Texas Governor Abbott Has Made It Easier, Not Harder, to Vote
Texas Governor Greg Abbott speaks at the National Rifle Association convention in Dallas, Texas, May 4, 2018. (Lucas Jackson/Reuters)

Texas Governor Abbott Has Made It Easier, Not Harder, to Vote

He greatly increased the number of days when voters may drop off ballots in person.

Texas Governor Abbott has made voting in upcoming elections — both in-person and by mail-in ballot — easier and more accessible. Claims to the contrary are intellectually dishonest or plain lazy. Either way, they are falsehoods.

In an October 1, 2020, proclamation, Governor Abbott restricted in-person drop-off locations for mail ballots to a single early-voting clerk’s office in each county. The claims of voter suppression were immediate.
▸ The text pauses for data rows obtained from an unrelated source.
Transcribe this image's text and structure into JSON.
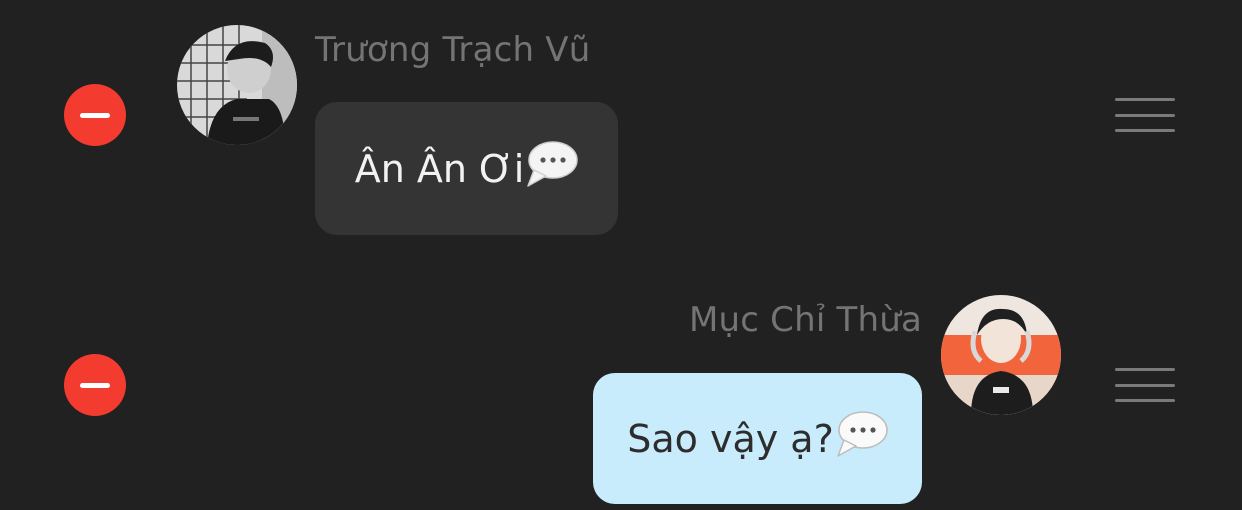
{
  "messages": [
    {
      "sender": "Trương Trạch Vũ",
      "text": "Ân Ân Ơi",
      "side": "left",
      "bubble_color": "#343434",
      "icon": "speech-balloon-icon"
    },
    {
      "sender": "Mục Chỉ Thừa",
      "text": "Sao vậy ạ?",
      "side": "right",
      "bubble_color": "#c9ecfc",
      "icon": "speech-balloon-icon"
    }
  ],
  "colors": {
    "background": "#212121",
    "delete": "#f43b2f",
    "handle": "#7a7a7a",
    "sender_name": "#747474"
  },
  "icons": {
    "delete": "minus-circle-icon",
    "reorder": "drag-handle-icon"
  }
}
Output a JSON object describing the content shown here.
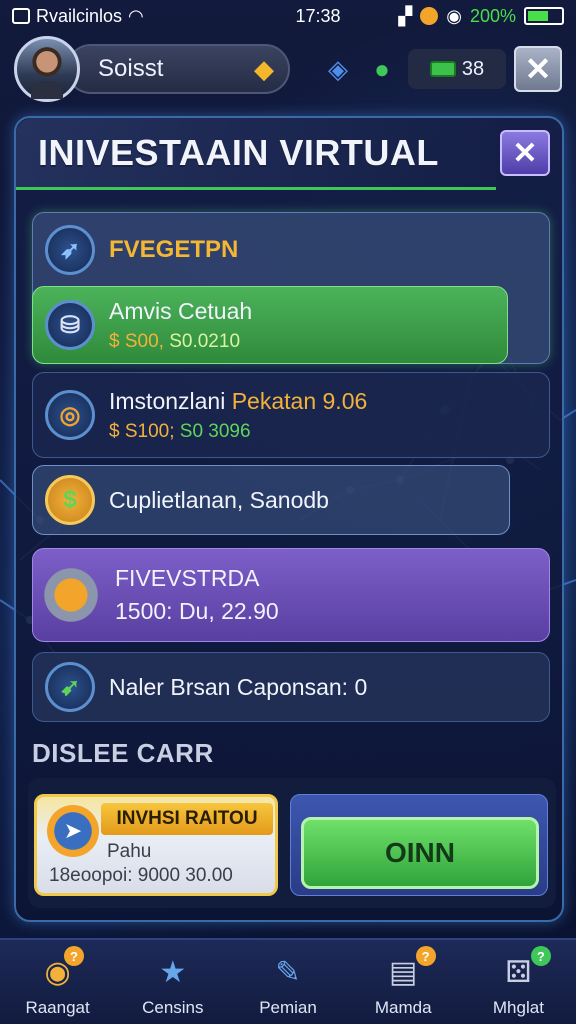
{
  "statusbar": {
    "carrier": "Rvailcinlos",
    "time": "17:38",
    "battery_pct": "200%"
  },
  "header": {
    "username": "Soisst",
    "cash": "38"
  },
  "panel": {
    "title": "INIVESTAAIN VIRTUAL"
  },
  "cards": {
    "category": {
      "label": "FVEGETPN"
    },
    "item1": {
      "title": "Amvis Cetuah",
      "price": "$ S00,",
      "value": "S0.0210"
    },
    "item2": {
      "title": "Imstonzlani",
      "title_accent": "Pekatan 9.06",
      "price": "$ S100;",
      "value": "S0 3096"
    },
    "item3": {
      "title": "Cuplietlanan, Sanodb"
    },
    "item4": {
      "title": "FIVEVSTRDA",
      "value": "1500: Du, 22.90"
    },
    "item5": {
      "title": "Naler Brsan Caponsan: 0"
    }
  },
  "section": {
    "label": "DISLEE CARR"
  },
  "promo": {
    "banner": "INVHSI RAITOU",
    "line1": "Pahu",
    "line2": "18eoopoi: 9000 30.00"
  },
  "action": {
    "label": "OINN"
  },
  "nav": [
    {
      "label": "Raangat",
      "icon": "compass-icon",
      "badge": "?"
    },
    {
      "label": "Censins",
      "icon": "star-icon"
    },
    {
      "label": "Pemian",
      "icon": "pencil-icon"
    },
    {
      "label": "Mamda",
      "icon": "document-icon",
      "badge": "?"
    },
    {
      "label": "Mhglat",
      "icon": "dice-icon",
      "badge": "?"
    }
  ],
  "colors": {
    "accent_green": "#3fc75a",
    "gold": "#f2b23a",
    "purple": "#7c5fc8",
    "navy": "#0c1330"
  }
}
The Texas Tribune argued that Governor Abbott’s actions bolstered “GOP efforts to restrict voting.” The Houston Chronicle agreed, calling it “voter suppression — plain and simple.” The national media played along too, with the New York Times reporting that Governor Abbott’s “decision to reduce options for voters to drop off their ballots comes as questions of voting rights, voter suppression and the integrity of election have emerged as major issues in the 2020 campaign.”
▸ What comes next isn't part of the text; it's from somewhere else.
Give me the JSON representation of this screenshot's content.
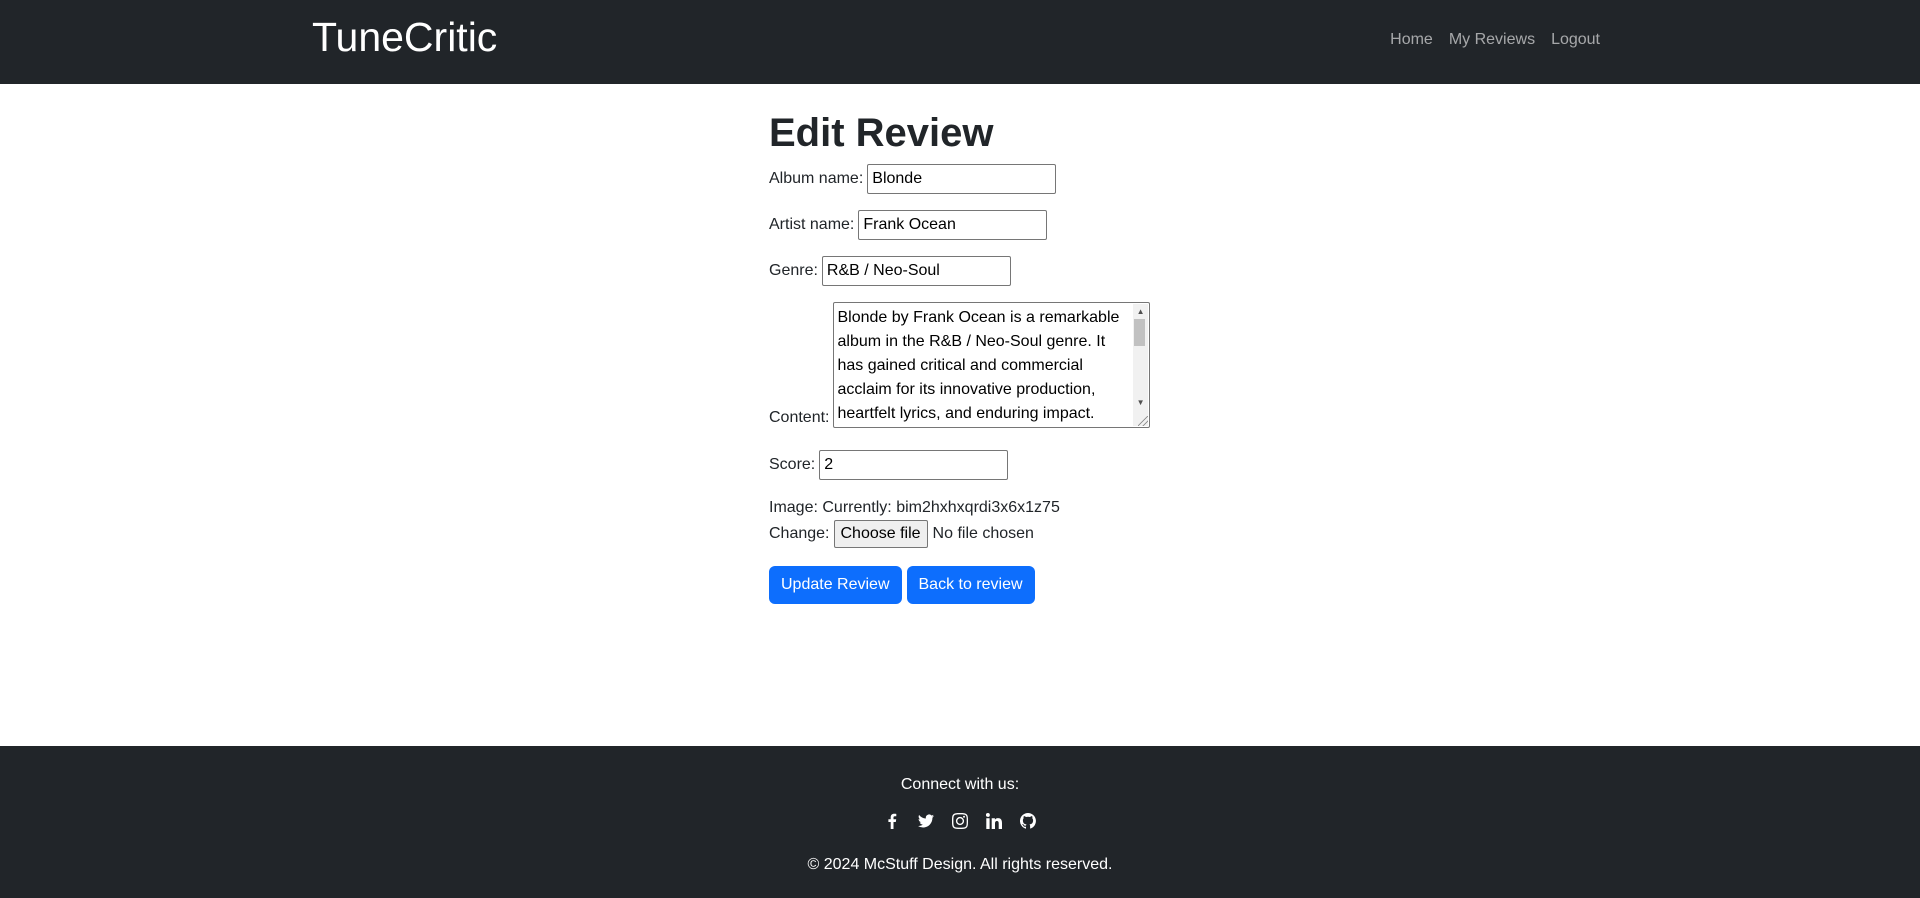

On Friday, Federal District Judge Robert Pitman issued a preliminary injunction against enforcement of Abbot’s October 1 order. The Fifth Circuit Court of Appeals stayed that injunction on Saturday, meaning that the October 1 order will be enforced.

The first-blush optics on this issue are not good, but none of the reporters took the time to read Governor Abbott’s orders or current law, the latter of which should be the baseline for measuring the governor’s actions.

Start with Chapters 85 and 86 of the Texas Election Code, which govern early voting by personal appearance and early voting by mail, respectively. Had the governor taken no action at all with respect to early voting, the period for early voting would be eleven days long. Governor Abbott’s July 27, 2020, proclamation extended that period to 17 days, giving Texans nearly a full week of extra days to vote in person. By any measure, that’s an increase in accessibility and ease of voting in person.

Had the governor taken no action with respect to mail-in ballots, they would have been governed by existing statute, which provides three methods for their return: by mail, carrier, or in-person delivery by the person who voted the ballot. Because mail-in ballots are intended to be returned by mail, there are requirements for in-person drop-off that largely resemble in-person voting. For example, the voter has to show proof of identification to ensure that the person handling the ballot is the person who voted the ballot. But most important in the context of the current controversy, the law unequivocally states that mail-in ballots presented in person may be delivered “to the early voting clerk’s office only while the polls are open on election day.”

If Governor Abbott had taken no action, the state would have maintained the status quo: Drop-offs would be limited to voting-clerk offices on one single day: Election Day. His July 27 proclamation expanded that period to days “prior to and including on election day.” There is no specific start date. Even an expansion covering only the early-voting period would have increased the number of days that a mail-in ballot may be dropped off in person from one to 20, but there is no such limitation. Governor Abbott’s order amounts to more than a 2,000 percent increase in days available for in-person drop-offs. That is not the action of someone attempting to suppress votes.

Local election officials in large jurisdictions such as Harris County and Travis County wanted Governor Abbott’s order to go further than it did. This is par for the course in Harris County, which at one point planned to send mail-in ballots to every registered voter in the county, whether it was legal for that person to vote by mail or not. (If you want to talk about voter suppression, imagine the confusion that would be caused by sending mail-in ballots to 2.5 million voters, a large majority of whom are not legally authorized to vote by mail.)

Governor Abbott’s October 1 proclamation clarified that his original order “merely increased the amount of time for an eligible voter to return a marked mail ballot in person to the early voting clerk’s office and did not suspend or otherwise affect the other applicable requirements.” Claims of voter suppression are willfully blind to the fact that this conversation is taking place only because Governor Abbott relaxed elections laws during a pandemic using his emergency powers. The fact that he has not relaxed them as much as some would like does not change the fact that he has made it easier to vote this cycle, not harder. He took these actions at considerable political expense. Not only have a host of interest groups sued him over these actions, but his own political party sued him as well. This no-win political situation could have been avoided by simply doing nothing. Governor Abbott took those arrows and made voting in the upcoming election easier.

Share This Post


Russell H. Withers is the general counsel and the director of policy at the Texas Conservative Coalition Research Institute, a public-policy think tank based in Austin, Texas.